Rival Japanese television makers Sony Corp and Panasonic Corp said Monday they will cooperate to make OLED (organic light emitting diode) sets as they battle Korean rivals Samsung Electronics and LG Electronics for pole position in the next-generation TV market.
The race to garner a lead in OLED, widely touted as the successor to liquid-crystal displays, will depend on which company is able to mass produce screens at a price that will attract consumers to the new technology.
Sony and Panasonic said in a statement they will develop technologies to fabricate the screens and aim to establish a mass-production process in 2013.
Both Samsung and LG Electronics have displayed 55-inch OLED prototypes, with the sets expected to go on sale this year at a rumored price tag of as much as $10,000, or about four times the cost of an equivalent LCD model.
An executive at LG Display, a flat-screen maker 38 percent owned by LG Electronics, told Reuters earlier an internal study indicated consumers would start buying OLED TVs once the price falls to 1.3 to 1.4 times that of an LCD set.
Shipments of OLED TVs may reach 2.1 million sets in 2015 from just 34,000 this year, according to research firm IHS Inc.
Hammered by their Korean competitors in LCD TVs, Sony and Panasonic stand a better chance of competing in the next generation market by combining their OLED technologies and development budgets. Losses on TVs at Sony have mounted to around $12 billion in the past decade.

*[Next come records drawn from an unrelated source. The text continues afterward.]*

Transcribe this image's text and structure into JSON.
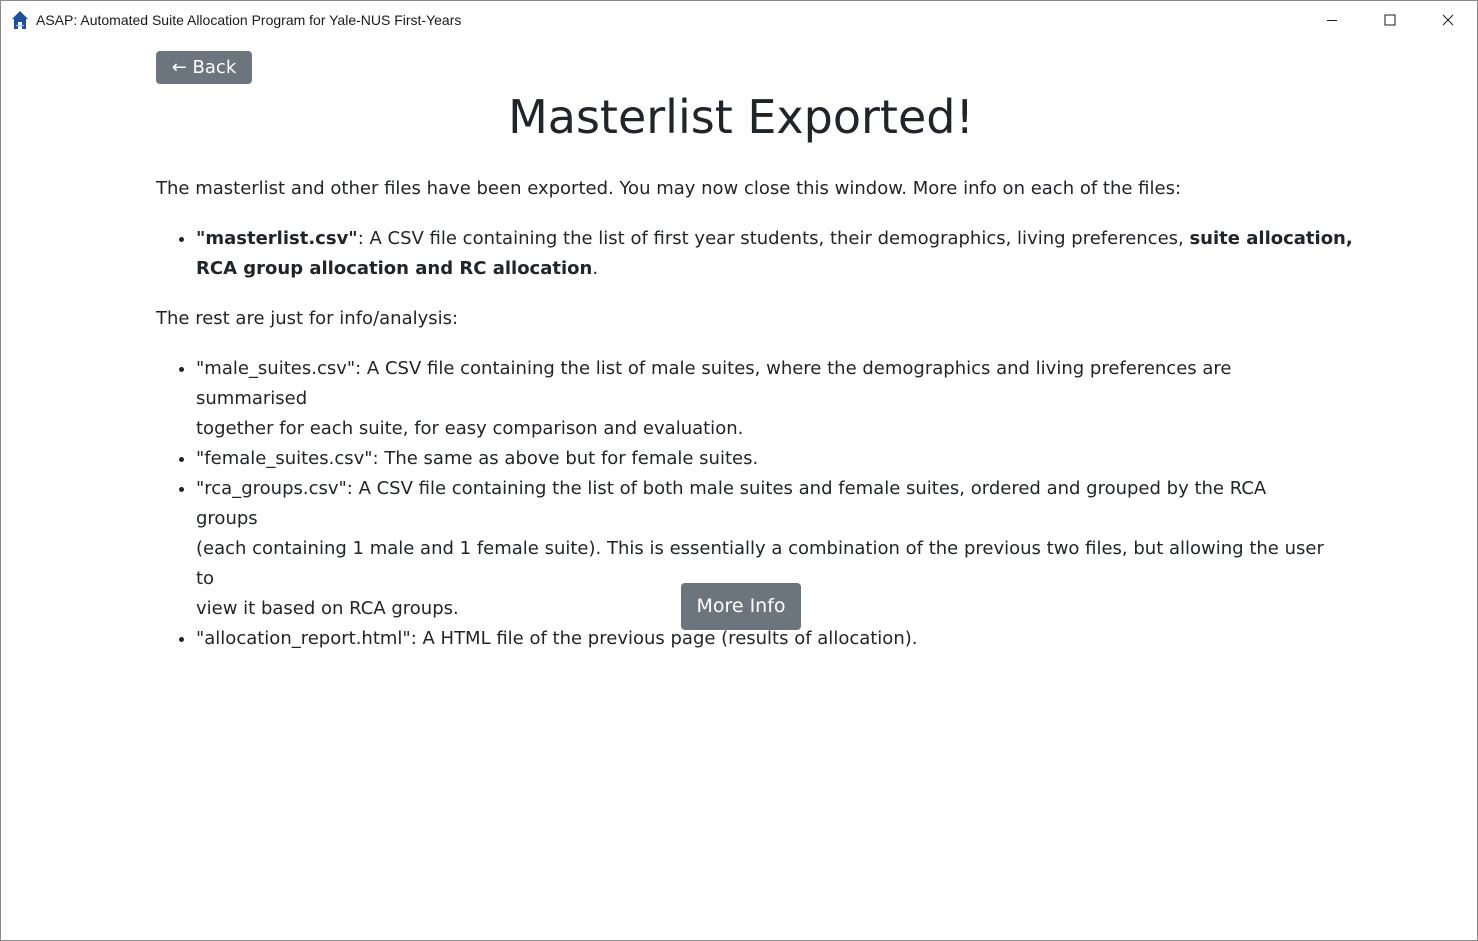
{
  "window": {
    "title": "ASAP: Automated Suite Allocation Program for Yale-NUS First-Years",
    "icon": "house-icon",
    "controls": [
      "minimize-icon",
      "maximize-icon",
      "close-icon"
    ]
  },
  "nav": {
    "back_label": "← Back"
  },
  "page": {
    "title": "Masterlist Exported!",
    "intro": "The masterlist and other files have been exported. You may now close this window. More info on each of the files:",
    "primary_files": [
      {
        "name": "\"masterlist.csv\"",
        "desc_plain": ": A CSV file containing the list of first year students, their demographics, living preferences, ",
        "desc_bold_1": "suite allocation,",
        "desc_bold_2": "RCA group allocation and RC allocation",
        "desc_end": "."
      }
    ],
    "rest_intro": "The rest are just for info/analysis:",
    "other_files": [
      {
        "line1": "\"male_suites.csv\": A CSV file containing the list of male suites, where the demographics and living preferences are summarised",
        "line2": "together for each suite, for easy comparison and evaluation."
      },
      {
        "line1": "\"female_suites.csv\": The same as above but for female suites."
      },
      {
        "line1": "\"rca_groups.csv\": A CSV file containing the list of both male suites and female suites, ordered and grouped by the RCA groups",
        "line2": "(each containing 1 male and 1 female suite). This is essentially a combination of the previous two files, but allowing the user to",
        "line3": "view it based on RCA groups."
      },
      {
        "line1": "\"allocation_report.html\": A HTML file of the previous page (results of allocation)."
      }
    ],
    "more_info_label": "More Info"
  },
  "colors": {
    "button_bg": "#6c757d",
    "button_text": "#ffffff",
    "text": "#212529",
    "icon_blue": "#1f4e9b"
  }
}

Sony pioneered OLED technology, which boast sharper images and do not need backlighting, selling the world’s first OLED TV in 2007. It halted production of the $2,000 screens three years later amid the post-Lehman global downturn. Sony still makes OLED screens costing as much as $26,000 for high-end customers.
Panasonic plans to invest about 30 billion yen ($373 million) in its Himeji plant in western Japan for a test production line of OLED panels, an industry source told Reuters last month.
Shares in Sony, which makes Bravia TVs, and Panasonic, which sells TVs under the Viera brand, fell in Tokyo on Monday. Sony dipped 2.4 percent with Panasonic down 0.6 percent.